The second issue is linked.  I have said already that hill farming today depends considerably on farm support payments under the Common Agricultural Policy.  Even so, hill farmers are not prosperous.  Many have a net income little if any better than they would get if they were working a standard week on the minimum wage.  They go on because they relish working in a wonderful environment, are their own masters, and love their livestock. A warmer climate, a longer growing season and stronger demand for food might help but what would happen if the United Kingdom left  the European Union? What new domestic scheme might be adopted – and would the taxpayer remain willing to support loss-making upland farming?  If we did not sustain hill farming and instead turned the better areas into cattle or sheep ranches and the less productive ones into wild land only grazed by red deer, while the uplands would remain beautiful we could see trends – such as the expansion of bracken – which would not be welcome, especially among those who want to walk the hills.

The third challenge is one I consider a key.  We need to satisfy the electorate that tomorrow’s farmers and land managers will be providing a wider range of products and services than hitherto.  This would justify financial support, but it would also call for a change in attitude and training.  Those who speak for the upland farming community will need to emphasise their essential role as land managers.  They should point out that the uplands cover nearly half the island of Great Britain and that cattle and sheep are almost the only way we can derive high-quality food from the coarse herbage that covers much of the land.   But the public also needs to understand that our upland managers deliver essential drinking water, mitigate floods, fix and store carbon, maintain biological diversity, keep the hilltops open and easy to walk on, and so sustain that pattern of landscape in which so many people delight. 

Presentation that establishes the value of good upland management could help attract younger people into hill farming – and this is important because the profession is currently dominated by the over-50s.  But the new entry will need training, and this must be to instil understanding of how to deliver the blend of services and the mosaic of land character which the public is keen to support.  Here Cumbria, and Newton Rigg Agricultural College in particular, have a key role. Newton Rigg houses the National Centre for the Uplands.  It has a hill farm, and will be working with Cumbria Wildlife Trust on the new reserve at Eycott Hill to demonstrate how farming and conservation can work together.  Hopefully they will develop together methods which can be applied more widely, to the public benefit.  

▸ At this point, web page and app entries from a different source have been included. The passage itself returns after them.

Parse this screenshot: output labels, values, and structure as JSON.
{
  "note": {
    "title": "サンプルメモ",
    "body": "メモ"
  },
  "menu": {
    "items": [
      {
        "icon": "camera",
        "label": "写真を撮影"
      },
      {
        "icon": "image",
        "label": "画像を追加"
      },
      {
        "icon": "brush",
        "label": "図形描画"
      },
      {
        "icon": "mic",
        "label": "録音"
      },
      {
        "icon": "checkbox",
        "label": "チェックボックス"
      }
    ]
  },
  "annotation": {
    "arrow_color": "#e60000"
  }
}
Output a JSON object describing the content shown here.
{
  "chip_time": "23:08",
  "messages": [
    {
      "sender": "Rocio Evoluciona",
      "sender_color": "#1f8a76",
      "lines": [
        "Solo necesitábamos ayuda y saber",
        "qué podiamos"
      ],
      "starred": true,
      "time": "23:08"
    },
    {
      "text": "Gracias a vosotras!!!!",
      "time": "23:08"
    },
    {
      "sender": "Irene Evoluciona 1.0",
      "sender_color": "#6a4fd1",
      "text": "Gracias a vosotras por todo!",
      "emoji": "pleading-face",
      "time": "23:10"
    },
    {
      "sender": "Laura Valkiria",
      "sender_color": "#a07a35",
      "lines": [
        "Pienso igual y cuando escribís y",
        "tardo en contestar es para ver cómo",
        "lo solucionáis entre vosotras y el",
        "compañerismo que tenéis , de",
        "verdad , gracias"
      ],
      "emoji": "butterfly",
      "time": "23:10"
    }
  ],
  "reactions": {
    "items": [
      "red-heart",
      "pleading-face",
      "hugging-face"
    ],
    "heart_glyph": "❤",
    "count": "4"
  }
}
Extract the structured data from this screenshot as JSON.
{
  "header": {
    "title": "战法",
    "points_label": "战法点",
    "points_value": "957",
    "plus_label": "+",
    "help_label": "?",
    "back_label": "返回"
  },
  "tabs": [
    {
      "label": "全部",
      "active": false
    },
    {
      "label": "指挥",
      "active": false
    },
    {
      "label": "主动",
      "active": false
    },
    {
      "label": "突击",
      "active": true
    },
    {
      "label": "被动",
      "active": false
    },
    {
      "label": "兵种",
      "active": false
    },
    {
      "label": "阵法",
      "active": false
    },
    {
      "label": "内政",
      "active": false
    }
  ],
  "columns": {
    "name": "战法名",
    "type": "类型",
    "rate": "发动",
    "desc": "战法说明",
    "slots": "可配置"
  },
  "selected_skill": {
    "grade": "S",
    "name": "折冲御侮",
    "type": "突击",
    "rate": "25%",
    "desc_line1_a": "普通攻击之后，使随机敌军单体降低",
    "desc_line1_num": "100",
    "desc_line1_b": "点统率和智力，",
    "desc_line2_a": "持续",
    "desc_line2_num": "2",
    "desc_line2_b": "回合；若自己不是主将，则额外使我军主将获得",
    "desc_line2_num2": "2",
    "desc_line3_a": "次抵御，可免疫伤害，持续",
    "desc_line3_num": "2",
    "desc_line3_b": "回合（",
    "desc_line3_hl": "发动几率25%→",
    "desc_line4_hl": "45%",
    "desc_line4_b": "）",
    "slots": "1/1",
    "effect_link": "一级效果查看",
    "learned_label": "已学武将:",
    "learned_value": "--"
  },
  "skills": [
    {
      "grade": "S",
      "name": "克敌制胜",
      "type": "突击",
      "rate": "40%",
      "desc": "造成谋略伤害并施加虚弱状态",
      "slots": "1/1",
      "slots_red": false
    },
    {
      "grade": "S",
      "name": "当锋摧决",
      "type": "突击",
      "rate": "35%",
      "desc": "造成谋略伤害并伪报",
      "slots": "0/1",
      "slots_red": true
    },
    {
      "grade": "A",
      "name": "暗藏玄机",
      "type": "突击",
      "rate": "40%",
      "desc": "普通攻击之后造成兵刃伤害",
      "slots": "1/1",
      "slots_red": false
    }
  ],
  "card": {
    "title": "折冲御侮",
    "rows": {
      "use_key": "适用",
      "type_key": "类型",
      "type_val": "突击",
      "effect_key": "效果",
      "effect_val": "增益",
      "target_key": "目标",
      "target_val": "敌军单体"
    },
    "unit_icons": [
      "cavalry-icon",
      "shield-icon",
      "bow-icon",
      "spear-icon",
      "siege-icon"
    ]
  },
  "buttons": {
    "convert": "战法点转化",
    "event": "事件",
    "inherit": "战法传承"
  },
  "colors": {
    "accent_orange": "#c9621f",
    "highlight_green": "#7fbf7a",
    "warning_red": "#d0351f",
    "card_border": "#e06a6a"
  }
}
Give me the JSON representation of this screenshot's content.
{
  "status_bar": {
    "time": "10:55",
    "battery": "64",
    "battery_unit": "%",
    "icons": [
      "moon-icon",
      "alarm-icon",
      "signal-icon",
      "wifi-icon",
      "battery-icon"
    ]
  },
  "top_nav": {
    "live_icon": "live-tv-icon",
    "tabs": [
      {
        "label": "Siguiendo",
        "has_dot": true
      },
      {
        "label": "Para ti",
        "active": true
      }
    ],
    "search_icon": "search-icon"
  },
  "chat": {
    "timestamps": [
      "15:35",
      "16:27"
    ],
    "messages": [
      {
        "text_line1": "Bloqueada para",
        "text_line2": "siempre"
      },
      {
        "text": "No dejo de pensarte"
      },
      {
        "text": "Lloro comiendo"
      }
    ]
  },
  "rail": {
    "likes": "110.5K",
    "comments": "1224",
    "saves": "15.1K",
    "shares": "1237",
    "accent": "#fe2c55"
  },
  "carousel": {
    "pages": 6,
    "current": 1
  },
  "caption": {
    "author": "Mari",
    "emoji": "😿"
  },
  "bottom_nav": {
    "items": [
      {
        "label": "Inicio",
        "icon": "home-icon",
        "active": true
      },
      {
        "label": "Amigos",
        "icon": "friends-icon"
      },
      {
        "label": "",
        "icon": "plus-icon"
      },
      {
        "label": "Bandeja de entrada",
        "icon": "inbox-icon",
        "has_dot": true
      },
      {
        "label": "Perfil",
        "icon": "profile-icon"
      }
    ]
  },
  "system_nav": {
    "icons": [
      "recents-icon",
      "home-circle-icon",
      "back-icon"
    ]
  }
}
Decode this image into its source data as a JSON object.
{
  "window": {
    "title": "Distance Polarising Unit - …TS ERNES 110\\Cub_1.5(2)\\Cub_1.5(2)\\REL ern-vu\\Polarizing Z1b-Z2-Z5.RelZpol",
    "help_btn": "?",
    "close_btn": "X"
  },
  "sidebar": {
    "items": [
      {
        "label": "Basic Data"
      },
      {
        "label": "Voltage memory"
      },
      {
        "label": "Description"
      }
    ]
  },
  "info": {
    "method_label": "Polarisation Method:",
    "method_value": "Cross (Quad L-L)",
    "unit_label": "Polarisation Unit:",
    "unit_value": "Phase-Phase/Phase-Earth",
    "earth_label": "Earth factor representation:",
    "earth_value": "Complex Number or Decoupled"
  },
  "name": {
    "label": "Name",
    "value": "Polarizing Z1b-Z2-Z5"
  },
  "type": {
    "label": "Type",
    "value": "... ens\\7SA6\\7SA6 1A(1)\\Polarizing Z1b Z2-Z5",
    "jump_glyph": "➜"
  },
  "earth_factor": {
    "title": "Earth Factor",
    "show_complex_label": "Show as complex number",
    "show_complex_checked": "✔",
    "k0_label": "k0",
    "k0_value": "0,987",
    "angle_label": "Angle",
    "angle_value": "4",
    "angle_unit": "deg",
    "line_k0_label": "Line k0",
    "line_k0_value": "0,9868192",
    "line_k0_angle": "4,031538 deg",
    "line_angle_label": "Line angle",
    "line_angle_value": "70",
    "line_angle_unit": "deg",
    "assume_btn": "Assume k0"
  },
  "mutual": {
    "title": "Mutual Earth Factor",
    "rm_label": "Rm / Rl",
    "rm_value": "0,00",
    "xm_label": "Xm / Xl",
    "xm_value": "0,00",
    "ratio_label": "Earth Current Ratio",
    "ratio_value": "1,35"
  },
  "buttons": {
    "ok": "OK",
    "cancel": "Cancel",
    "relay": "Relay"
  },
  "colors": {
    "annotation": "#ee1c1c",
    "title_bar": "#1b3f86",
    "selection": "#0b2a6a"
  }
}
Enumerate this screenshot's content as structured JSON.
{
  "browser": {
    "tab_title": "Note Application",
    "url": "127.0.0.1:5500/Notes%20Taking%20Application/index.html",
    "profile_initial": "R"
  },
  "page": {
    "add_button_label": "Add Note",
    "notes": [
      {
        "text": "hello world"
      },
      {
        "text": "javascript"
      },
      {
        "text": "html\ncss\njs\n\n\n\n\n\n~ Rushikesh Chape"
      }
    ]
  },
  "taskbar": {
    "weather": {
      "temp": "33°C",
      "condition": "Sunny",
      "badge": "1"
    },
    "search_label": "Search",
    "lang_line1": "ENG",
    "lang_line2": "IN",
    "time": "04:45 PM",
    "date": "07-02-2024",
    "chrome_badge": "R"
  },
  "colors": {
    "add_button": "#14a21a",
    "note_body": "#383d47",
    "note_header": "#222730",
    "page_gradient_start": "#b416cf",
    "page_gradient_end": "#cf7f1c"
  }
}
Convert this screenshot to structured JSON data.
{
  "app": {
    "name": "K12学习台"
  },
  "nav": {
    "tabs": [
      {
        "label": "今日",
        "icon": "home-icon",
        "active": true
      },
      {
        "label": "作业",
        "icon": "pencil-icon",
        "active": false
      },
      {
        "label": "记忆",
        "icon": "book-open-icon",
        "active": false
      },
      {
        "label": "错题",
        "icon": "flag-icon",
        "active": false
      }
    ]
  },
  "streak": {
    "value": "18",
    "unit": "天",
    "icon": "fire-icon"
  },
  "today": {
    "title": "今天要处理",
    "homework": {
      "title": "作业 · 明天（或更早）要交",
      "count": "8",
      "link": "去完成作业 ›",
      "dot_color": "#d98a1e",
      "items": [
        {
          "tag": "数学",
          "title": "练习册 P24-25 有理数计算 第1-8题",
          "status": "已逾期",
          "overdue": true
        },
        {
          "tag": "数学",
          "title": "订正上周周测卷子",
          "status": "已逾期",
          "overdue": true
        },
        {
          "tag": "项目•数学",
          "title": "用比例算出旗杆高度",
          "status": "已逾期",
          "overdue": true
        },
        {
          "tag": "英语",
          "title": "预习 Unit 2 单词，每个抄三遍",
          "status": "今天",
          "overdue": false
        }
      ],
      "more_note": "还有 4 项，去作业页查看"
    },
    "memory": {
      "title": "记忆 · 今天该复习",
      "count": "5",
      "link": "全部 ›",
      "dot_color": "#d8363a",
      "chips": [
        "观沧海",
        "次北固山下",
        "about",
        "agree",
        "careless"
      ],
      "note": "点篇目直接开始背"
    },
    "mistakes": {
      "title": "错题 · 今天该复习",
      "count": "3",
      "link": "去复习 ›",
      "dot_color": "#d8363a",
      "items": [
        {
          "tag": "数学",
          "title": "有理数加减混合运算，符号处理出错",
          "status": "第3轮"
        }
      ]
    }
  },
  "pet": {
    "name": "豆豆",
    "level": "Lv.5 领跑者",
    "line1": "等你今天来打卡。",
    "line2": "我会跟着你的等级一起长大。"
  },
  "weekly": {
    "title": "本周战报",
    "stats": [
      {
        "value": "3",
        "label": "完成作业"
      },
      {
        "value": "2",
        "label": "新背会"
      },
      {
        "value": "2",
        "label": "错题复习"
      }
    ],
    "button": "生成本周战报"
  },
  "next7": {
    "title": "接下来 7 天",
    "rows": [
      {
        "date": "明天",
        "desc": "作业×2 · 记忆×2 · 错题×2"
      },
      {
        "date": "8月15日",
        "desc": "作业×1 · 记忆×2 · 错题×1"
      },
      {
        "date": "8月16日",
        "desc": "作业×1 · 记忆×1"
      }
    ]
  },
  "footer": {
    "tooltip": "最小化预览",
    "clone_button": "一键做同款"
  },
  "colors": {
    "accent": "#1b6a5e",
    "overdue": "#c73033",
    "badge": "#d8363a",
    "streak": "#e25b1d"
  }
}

My final point is that we need a new methodology.  We need to be able to bring all the interests together to discuss just what pattern of management is best in what area.  If farm support is to be apportioned on a multi-functional basis, bureaucracy will demand some kind of points system or scoring system that evaluates all the various uses and services in a particular area in a manner that is logical, transparent and accountable.  And it must be simple – for land managers need to be on the land, not on the computer.  At Newton Rigg earlier this month the Upland Alliance was launched as a forum or network that aims to bring all the diverse interests together to seek consensus on the way ahead.  As Douglas Chalmers told the Conference, the  Friends of the Lake District has already done this at Asby Common.  I hope and trust that we will be joining the Upland Alliance and contributing our values, insight and experience so that the wonderful scenery of Lakeland has an assured future in a changing world.